The biggest animation hurdle in making Brave

When making any animated movie, you're bound to run into unforeseen problems. These issues can range from budgetary restrictions determining the costume and character designs to certain textures being impossible to render in the medium. While talking to Animation Scoop, "Brave" co-director Steve Purcell didn't hesitate to point out the most challenging part of the visuals in the Pixar title. The inconsistencies of the Scottish landscape and costumes proved to be a nightmare to get right on the computers used to realize "Brave."

Purcell observed how the animation ran counter to what films made on computers were supposed to look like, since "the computer wants to organize everything, [but] our movie is made out of things that are random." For example, the moss-covered surfaces in Scotland and Merida's curly hair all needed to be jagged and unique to look just right to audiences. Computer animation, meanwhile, is supposed to provide smooth and crisp edges and textures. The opposition created lots of conflict in the production of "Brave," but Purcell commended the feature's animation department for never backing down on their ambitions. The team was able to realize all those wonderful imperfections that make the world of "Brave" so enchanting.

Why Brave marketing concealed the movie's biggest twist
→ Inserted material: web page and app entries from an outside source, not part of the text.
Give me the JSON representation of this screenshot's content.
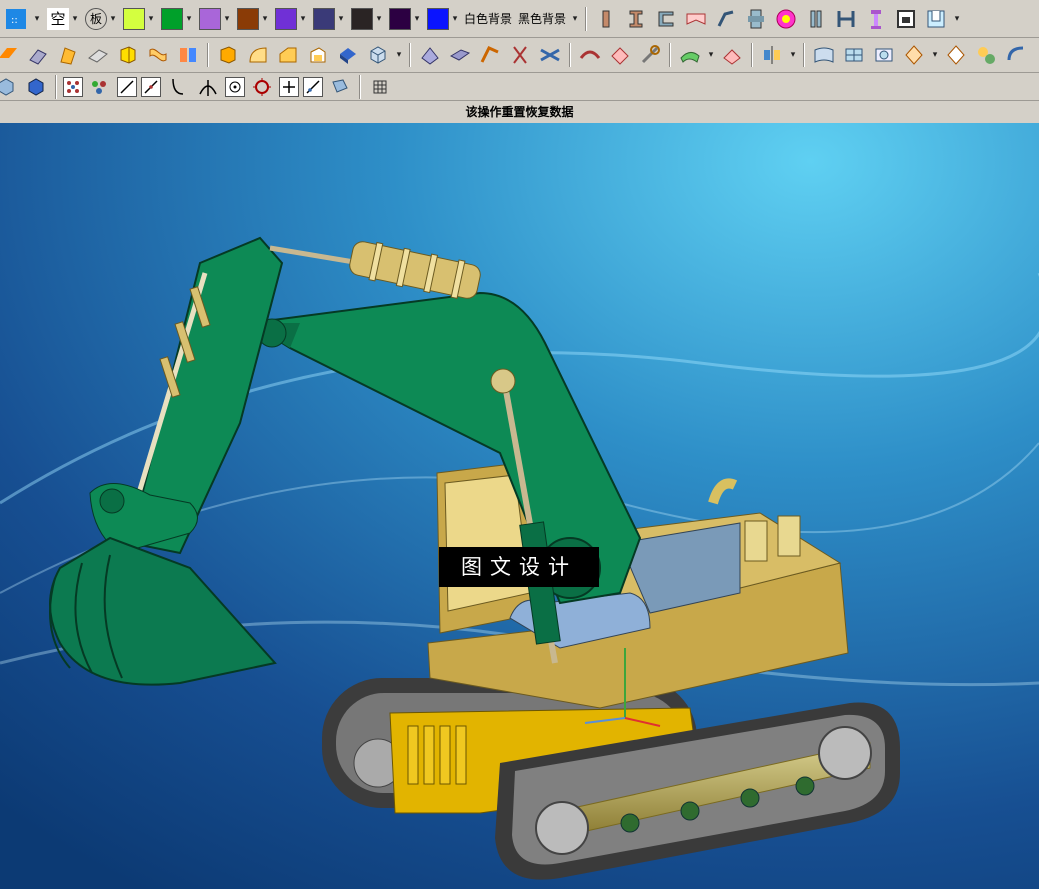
{
  "toolbar1": {
    "glyph_kong": "空",
    "glyph_ban": "板",
    "colors": [
      "#d4ff3f",
      "#00a02a",
      "#a966d9",
      "#8a3b06",
      "#7030d6",
      "#3a3a78",
      "#2a2424",
      "#2c0042",
      "#0a14ff"
    ],
    "white_bg_label": "白色背景",
    "black_bg_label": "黑色背景"
  },
  "status": {
    "message": "该操作重置恢复数据"
  },
  "watermark": {
    "text": "图文设计"
  },
  "viewport": {
    "bg_top": "#4fc2e8",
    "bg_bottom": "#0c3a74",
    "boom_color": "#0d8a55",
    "body_color": "#c8a84a",
    "track_color": "#3c3c3c"
  }
}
While watching the trailers and commercials for "Brave" after viewing the movie, something immediately stands out. The plot point about Merida's mother being turned into a bear is nowhere to be seen. Granted, shots of a bear are prominent in the trailer and the creature can even be glimpsed on the film's poster. However, the promotional materials for "Brave" largely downplayed the presence of a bear, let alone the critical fact that this bear was the main character's mom. Given how often modern trailers give away whole movies, it can be surprising to be reminded that a film like "Brave" exhibited such restraint in its marketing.
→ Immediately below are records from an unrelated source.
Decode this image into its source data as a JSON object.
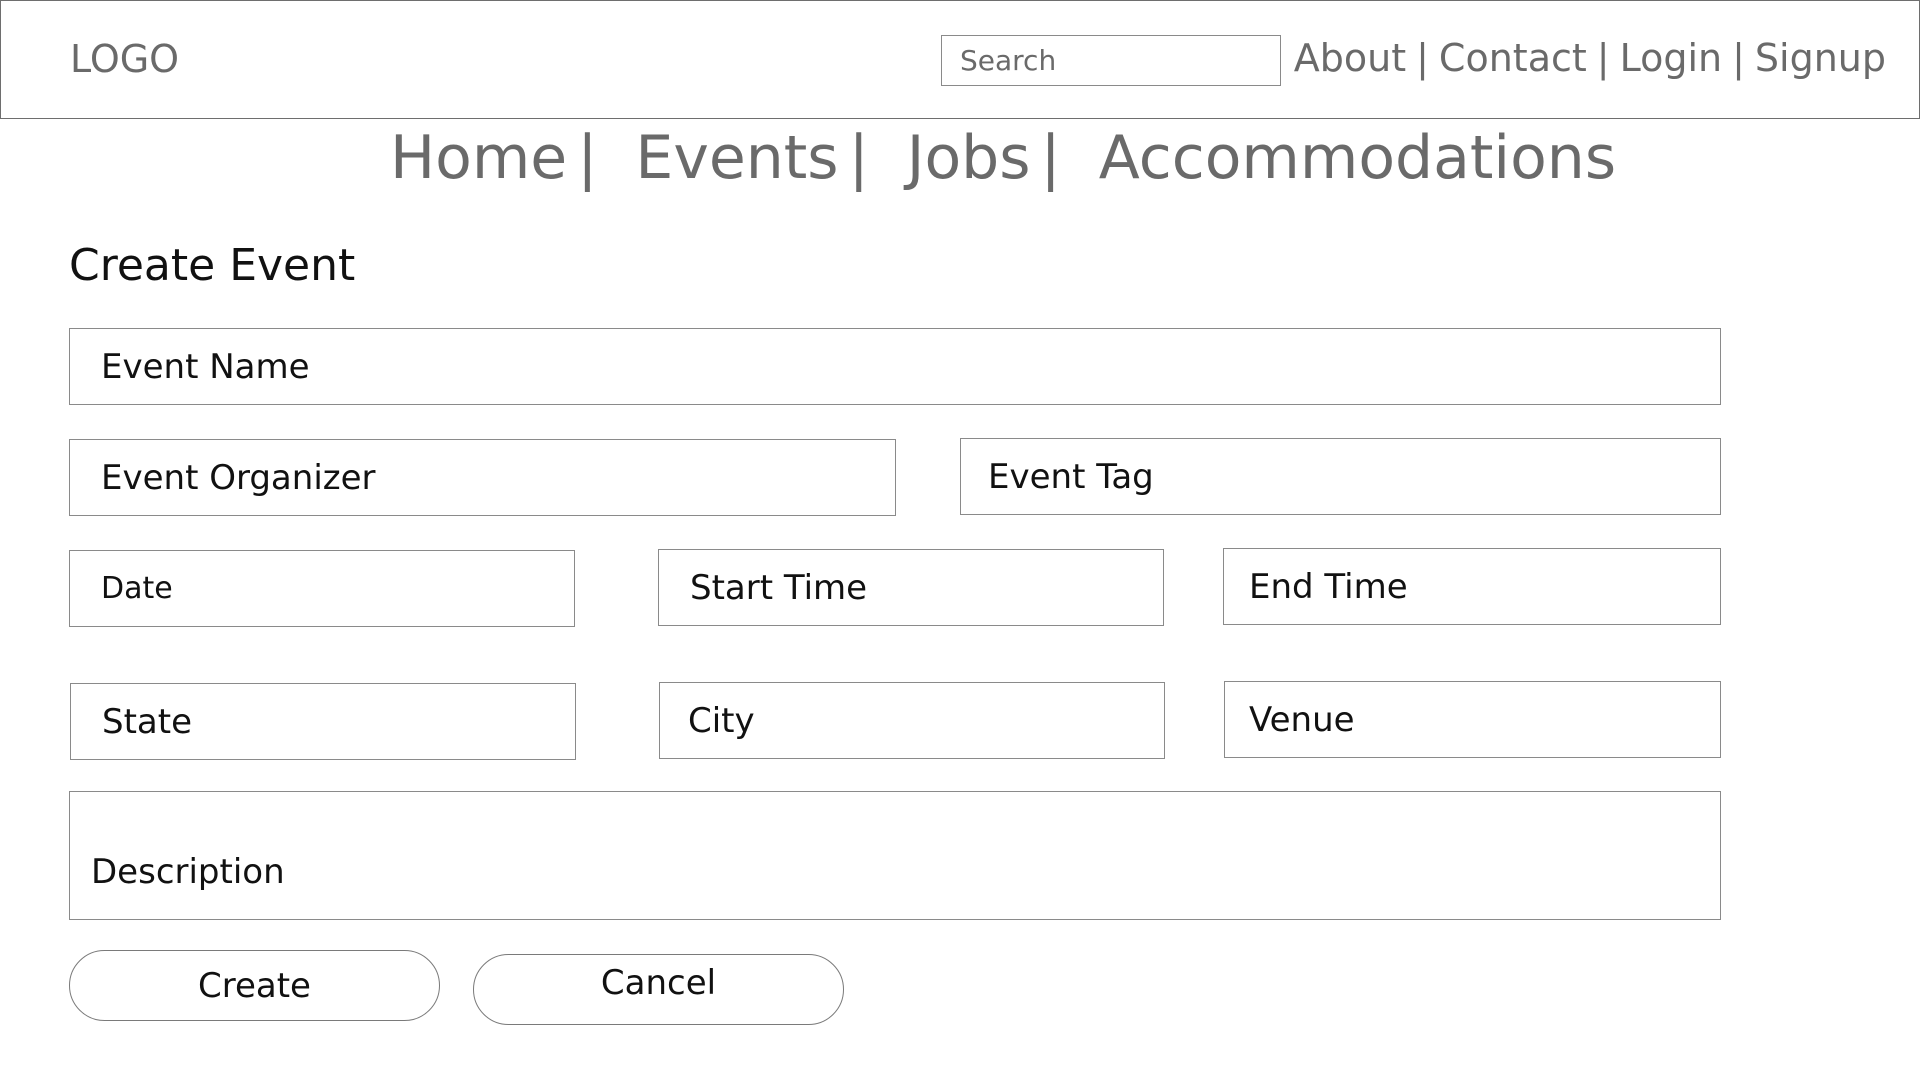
{
  "header": {
    "logo": "LOGO",
    "search_placeholder": "Search",
    "links": [
      "About",
      "Contact",
      "Login",
      "Signup"
    ],
    "separator": "|"
  },
  "nav": {
    "items": [
      "Home",
      "Events",
      "Jobs",
      "Accommodations"
    ],
    "separator": "|"
  },
  "form": {
    "title": "Create Event",
    "fields": {
      "event_name": "Event Name",
      "event_organizer": "Event Organizer",
      "event_tag": "Event Tag",
      "date": "Date",
      "start_time": "Start Time",
      "end_time": "End Time",
      "state": "State",
      "city": "City",
      "venue": "Venue",
      "description": "Description"
    },
    "buttons": {
      "create": "Create",
      "cancel": "Cancel"
    }
  }
}
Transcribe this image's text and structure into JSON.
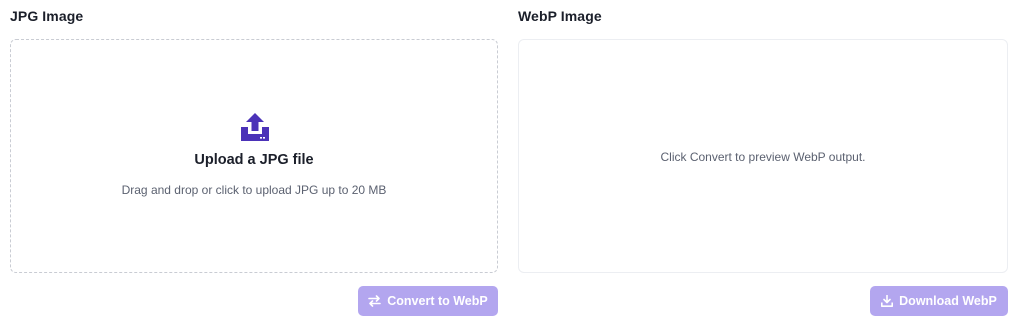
{
  "input_panel": {
    "title": "JPG Image",
    "dropzone": {
      "icon": "upload-icon",
      "title": "Upload a JPG file",
      "hint": "Drag and drop or click to upload JPG up to 20 MB"
    },
    "convert_button": {
      "icon": "swap-arrows-icon",
      "label": "Convert to WebP"
    }
  },
  "output_panel": {
    "title": "WebP Image",
    "preview_placeholder": "Click Convert to preview WebP output.",
    "download_button": {
      "icon": "download-icon",
      "label": "Download WebP"
    }
  },
  "colors": {
    "accent": "#4b32b8",
    "button_disabled": "#b3a6ef",
    "text_primary": "#1b1f2a",
    "text_muted": "#5b6170",
    "border": "#c9ccd3"
  }
}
While talking to Den of Geek, producer Katherine Sarafian noted that concealing this element of the plot was a deliberate choice. In her experience, movie marketing gives everything away far too often. She referenced the trailers for "The Iron Giant" showing off the titular character being able to fly as a perfect example of overt spoiler-filled marketing materials. With the trailers for "Brave," everyone involved wanted there to be exciting surprises waiting for audience members when they got into the theater. As a result, the marketing campaign for "Brave" was much less grizzly than the final film.

The box office run of Brave

When "Brave" came to theaters, it launched in a world before "Frozen." Even though "Tangled" became a massive hit two years earlier in 2010 (per Forbes), there was still uncertainty surrounding the idea of a straightforward animated fairy tale making big bucks at the box office. Pre-release concerns about "Brave" also focused on whether or not having a female lead would alienate young boys and prevent them from seeing the feature.

Those worries ended up being misplaced, as "Brave" became a tidy hit in its theatrical run. The film pulled in $237.2 million at the domestic box office, putting it above many other Pixar projects, including titles like "Toy Story," "Ratatouille," and "WALL·E." It even pulled ahead of the lifetime gross of additional animated fairy tales on the market, such as juggernauts like "Aladdin." Even better, the box office success of "Brave" was not just limited to domestic theaters. Merida resonated with moviegoers overseas, as seen by the $538.9 million worldwide haul of the movie. This proved comparable to the $592.4 million global gross of "Tangled."

Among 2012 titles, "Brave" was the 13th largest release of the year worldwide (via Box Office Mojo), outpacing the likes of "Wreck-It Ralph," "Django Unchained," and "Prometheus." Not only was "Brave" another box office winner for Pixar, but it was a clear indicator that audiences were once again craving entertaining fairy tales free of self-referential snark.